TASK DATA below:
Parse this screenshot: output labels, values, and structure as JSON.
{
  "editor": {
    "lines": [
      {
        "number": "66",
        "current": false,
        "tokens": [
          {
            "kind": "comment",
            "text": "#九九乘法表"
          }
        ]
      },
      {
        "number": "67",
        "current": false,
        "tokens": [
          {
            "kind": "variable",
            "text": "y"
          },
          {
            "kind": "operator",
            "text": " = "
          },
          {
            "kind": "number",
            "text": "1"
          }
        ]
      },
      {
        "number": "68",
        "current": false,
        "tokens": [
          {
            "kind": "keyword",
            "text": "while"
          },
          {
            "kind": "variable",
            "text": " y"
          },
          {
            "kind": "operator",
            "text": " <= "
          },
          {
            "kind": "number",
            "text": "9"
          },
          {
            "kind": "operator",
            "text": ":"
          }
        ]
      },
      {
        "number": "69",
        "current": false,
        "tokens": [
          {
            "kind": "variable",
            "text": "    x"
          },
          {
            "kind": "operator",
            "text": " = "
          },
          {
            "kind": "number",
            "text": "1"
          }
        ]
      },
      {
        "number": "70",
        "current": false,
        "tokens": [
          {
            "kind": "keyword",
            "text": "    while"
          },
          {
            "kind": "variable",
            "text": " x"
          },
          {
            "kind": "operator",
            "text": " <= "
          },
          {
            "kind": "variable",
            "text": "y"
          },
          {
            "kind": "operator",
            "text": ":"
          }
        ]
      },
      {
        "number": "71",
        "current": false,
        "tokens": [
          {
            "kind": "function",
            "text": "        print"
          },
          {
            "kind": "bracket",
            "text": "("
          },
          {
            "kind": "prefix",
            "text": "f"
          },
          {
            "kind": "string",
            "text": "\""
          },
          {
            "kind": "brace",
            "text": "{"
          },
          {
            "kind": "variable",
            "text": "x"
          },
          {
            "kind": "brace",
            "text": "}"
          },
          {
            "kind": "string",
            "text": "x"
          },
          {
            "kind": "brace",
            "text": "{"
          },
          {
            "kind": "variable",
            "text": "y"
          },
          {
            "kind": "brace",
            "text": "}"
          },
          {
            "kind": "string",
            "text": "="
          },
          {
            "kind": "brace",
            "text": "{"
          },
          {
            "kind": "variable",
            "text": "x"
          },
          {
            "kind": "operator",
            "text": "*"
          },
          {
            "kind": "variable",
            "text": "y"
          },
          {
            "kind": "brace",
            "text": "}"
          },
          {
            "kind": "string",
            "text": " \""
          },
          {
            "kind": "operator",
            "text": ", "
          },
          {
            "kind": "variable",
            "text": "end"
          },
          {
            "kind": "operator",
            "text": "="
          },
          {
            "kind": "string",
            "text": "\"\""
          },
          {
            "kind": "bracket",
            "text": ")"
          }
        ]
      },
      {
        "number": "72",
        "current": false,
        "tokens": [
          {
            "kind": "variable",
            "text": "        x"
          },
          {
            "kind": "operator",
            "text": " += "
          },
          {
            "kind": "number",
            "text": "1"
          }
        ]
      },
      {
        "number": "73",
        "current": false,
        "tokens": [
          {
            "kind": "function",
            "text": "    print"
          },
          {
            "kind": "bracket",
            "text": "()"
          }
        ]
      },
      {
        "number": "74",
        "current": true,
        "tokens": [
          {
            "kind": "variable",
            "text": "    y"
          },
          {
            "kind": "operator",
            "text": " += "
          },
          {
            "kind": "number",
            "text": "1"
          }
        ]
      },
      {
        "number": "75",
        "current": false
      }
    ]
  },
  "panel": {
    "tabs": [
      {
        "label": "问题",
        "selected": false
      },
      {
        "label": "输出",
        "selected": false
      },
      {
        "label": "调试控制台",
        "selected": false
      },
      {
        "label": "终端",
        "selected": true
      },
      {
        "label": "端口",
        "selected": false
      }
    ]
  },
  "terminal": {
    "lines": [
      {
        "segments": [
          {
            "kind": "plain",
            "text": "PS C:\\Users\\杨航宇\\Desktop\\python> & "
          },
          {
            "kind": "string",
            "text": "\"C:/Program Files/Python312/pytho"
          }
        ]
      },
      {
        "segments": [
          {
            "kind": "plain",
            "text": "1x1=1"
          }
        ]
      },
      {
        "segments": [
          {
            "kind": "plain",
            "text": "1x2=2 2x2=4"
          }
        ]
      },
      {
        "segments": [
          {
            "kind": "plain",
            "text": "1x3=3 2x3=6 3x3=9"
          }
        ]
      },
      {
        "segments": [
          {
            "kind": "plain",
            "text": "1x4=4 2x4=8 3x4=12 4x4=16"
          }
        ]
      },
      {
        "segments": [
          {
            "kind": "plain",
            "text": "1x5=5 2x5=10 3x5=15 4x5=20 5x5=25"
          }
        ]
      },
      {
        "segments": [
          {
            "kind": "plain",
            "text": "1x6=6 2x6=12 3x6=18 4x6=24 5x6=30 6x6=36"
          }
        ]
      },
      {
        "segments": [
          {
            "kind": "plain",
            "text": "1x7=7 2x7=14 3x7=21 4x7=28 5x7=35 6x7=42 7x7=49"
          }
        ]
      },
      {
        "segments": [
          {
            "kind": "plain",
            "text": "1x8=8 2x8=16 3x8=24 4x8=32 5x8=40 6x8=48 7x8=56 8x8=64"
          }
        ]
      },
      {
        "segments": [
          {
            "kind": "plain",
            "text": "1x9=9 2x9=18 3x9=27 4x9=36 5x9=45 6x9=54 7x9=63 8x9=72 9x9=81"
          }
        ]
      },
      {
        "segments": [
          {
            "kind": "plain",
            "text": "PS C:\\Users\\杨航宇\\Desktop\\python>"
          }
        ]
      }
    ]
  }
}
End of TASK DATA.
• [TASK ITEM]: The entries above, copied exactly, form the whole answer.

• [EXERCISE RESPONSE]:
Parse this screenshot: output labels, values, and structure as JSON.
{
  "editor": {
    "lines": [
      {
        "number": "66",
        "current": false,
        "tokens": [
          {
            "kind": "comment",
            "text": "#九九乘法表"
          }
        ]
      },
      {
        "number": "67",
        "current": false,
        "tokens": [
          {
            "kind": "variable",
            "text": "y"
          },
          {
            "kind": "operator",
            "text": " = "
          },
          {
            "kind": "number",
            "text": "1"
          }
        ]
      },
      {
        "number": "68",
        "current": false,
        "tokens": [
          {
            "kind": "keyword",
            "text": "while"
          },
          {
            "kind": "variable",
            "text": " y"
          },
          {
            "kind": "operator",
            "text": " <= "
          },
          {
            "kind": "number",
            "text": "9"
          },
          {
            "kind": "operator",
            "text": ":"
          }
        ]
      },
      {
        "number": "69",
        "current": false,
        "tokens": [
          {
            "kind": "variable",
            "text": "    x"
          },
          {
            "kind": "operator",
            "text": " = "
          },
          {
            "kind": "number",
            "text": "1"
          }
        ]
      },
      {
        "number": "70",
        "current": false,
        "tokens": [
          {
            "kind": "keyword",
            "text": "    while"
          },
          {
            "kind": "variable",
            "text": " x"
          },
          {
            "kind": "operator",
            "text": " <= "
          },
          {
            "kind": "variable",
            "text": "y"
          },
          {
            "kind": "operator",
            "text": ":"
          }
        ]
      },
      {
        "number": "71",
        "current": false,
        "tokens": [
          {
            "kind": "function",
            "text": "        print"
          },
          {
            "kind": "bracket",
            "text": "("
          },
          {
            "kind": "prefix",
            "text": "f"
          },
          {
            "kind": "string",
            "text": "\""
          },
          {
            "kind": "brace",
            "text": "{"
          },
          {
            "kind": "variable",
            "text": "x"
          },
          {
            "kind": "brace",
            "text": "}"
          },
          {
            "kind": "string",
            "text": "x"
          },
          {
            "kind": "brace",
            "text": "{"
          },
          {
            "kind": "variable",
            "text": "y"
          },
          {
            "kind": "brace",
            "text": "}"
          },
          {
            "kind": "string",
            "text": "="
          },
          {
            "kind": "brace",
            "text": "{"
          },
          {
            "kind": "variable",
            "text": "x"
          },
          {
            "kind": "operator",
            "text": "*"
          },
          {
            "kind": "variable",
            "text": "y"
          },
          {
            "kind": "brace",
            "text": "}"
          },
          {
            "kind": "string",
            "text": " \""
          },
          {
            "kind": "operator",
            "text": ", "
          },
          {
            "kind": "variable",
            "text": "end"
          },
          {
            "kind": "operator",
            "text": "="
          },
          {
            "kind": "string",
            "text": "\"\""
          },
          {
            "kind": "bracket",
            "text": ")"
          }
        ]
      },
      {
        "number": "72",
        "current": false,
        "tokens": [
          {
            "kind": "variable",
            "text": "        x"
          },
          {
            "kind": "operator",
            "text": " += "
          },
          {
            "kind": "number",
            "text": "1"
          }
        ]
      },
      {
        "number": "73",
        "current": false,
        "tokens": [
          {
            "kind": "function",
            "text": "    print"
          },
          {
            "kind": "bracket",
            "text": "()"
          }
        ]
      },
      {
        "number": "74",
        "current": true,
        "tokens": [
          {
            "kind": "variable",
            "text": "    y"
          },
          {
            "kind": "operator",
            "text": " += "
          },
          {
            "kind": "number",
            "text": "1"
          }
        ]
      },
      {
        "number": "75",
        "current": false
      }
    ]
  },
  "panel": {
    "tabs": [
      {
        "label": "问题",
        "selected": false
      },
      {
        "label": "输出",
        "selected": false
      },
      {
        "label": "调试控制台",
        "selected": false
      },
      {
        "label": "终端",
        "selected": true
      },
      {
        "label": "端口",
        "selected": false
      }
    ]
  },
  "terminal": {
    "lines": [
      {
        "segments": [
          {
            "kind": "plain",
            "text": "PS C:\\Users\\杨航宇\\Desktop\\python> & "
          },
          {
            "kind": "string",
            "text": "\"C:/Program Files/Python312/pytho"
          }
        ]
      },
      {
        "segments": [
          {
            "kind": "plain",
            "text": "1x1=1"
          }
        ]
      },
      {
        "segments": [
          {
            "kind": "plain",
            "text": "1x2=2 2x2=4"
          }
        ]
      },
      {
        "segments": [
          {
            "kind": "plain",
            "text": "1x3=3 2x3=6 3x3=9"
          }
        ]
      },
      {
        "segments": [
          {
            "kind": "plain",
            "text": "1x4=4 2x4=8 3x4=12 4x4=16"
          }
        ]
      },
      {
        "segments": [
          {
            "kind": "plain",
            "text": "1x5=5 2x5=10 3x5=15 4x5=20 5x5=25"
          }
        ]
      },
      {
        "segments": [
          {
            "kind": "plain",
            "text": "1x6=6 2x6=12 3x6=18 4x6=24 5x6=30 6x6=36"
          }
        ]
      },
      {
        "segments": [
          {
            "kind": "plain",
            "text": "1x7=7 2x7=14 3x7=21 4x7=28 5x7=35 6x7=42 7x7=49"
          }
        ]
      },
      {
        "segments": [
          {
            "kind": "plain",
            "text": "1x8=8 2x8=16 3x8=24 4x8=32 5x8=40 6x8=48 7x8=56 8x8=64"
          }
        ]
      },
      {
        "segments": [
          {
            "kind": "plain",
            "text": "1x9=9 2x9=18 3x9=27 4x9=36 5x9=45 6x9=54 7x9=63 8x9=72 9x9=81"
          }
        ]
      },
      {
        "segments": [
          {
            "kind": "plain",
            "text": "PS C:\\Users\\杨航宇\\Desktop\\python>"
          }
        ]
      }
    ]
  }
}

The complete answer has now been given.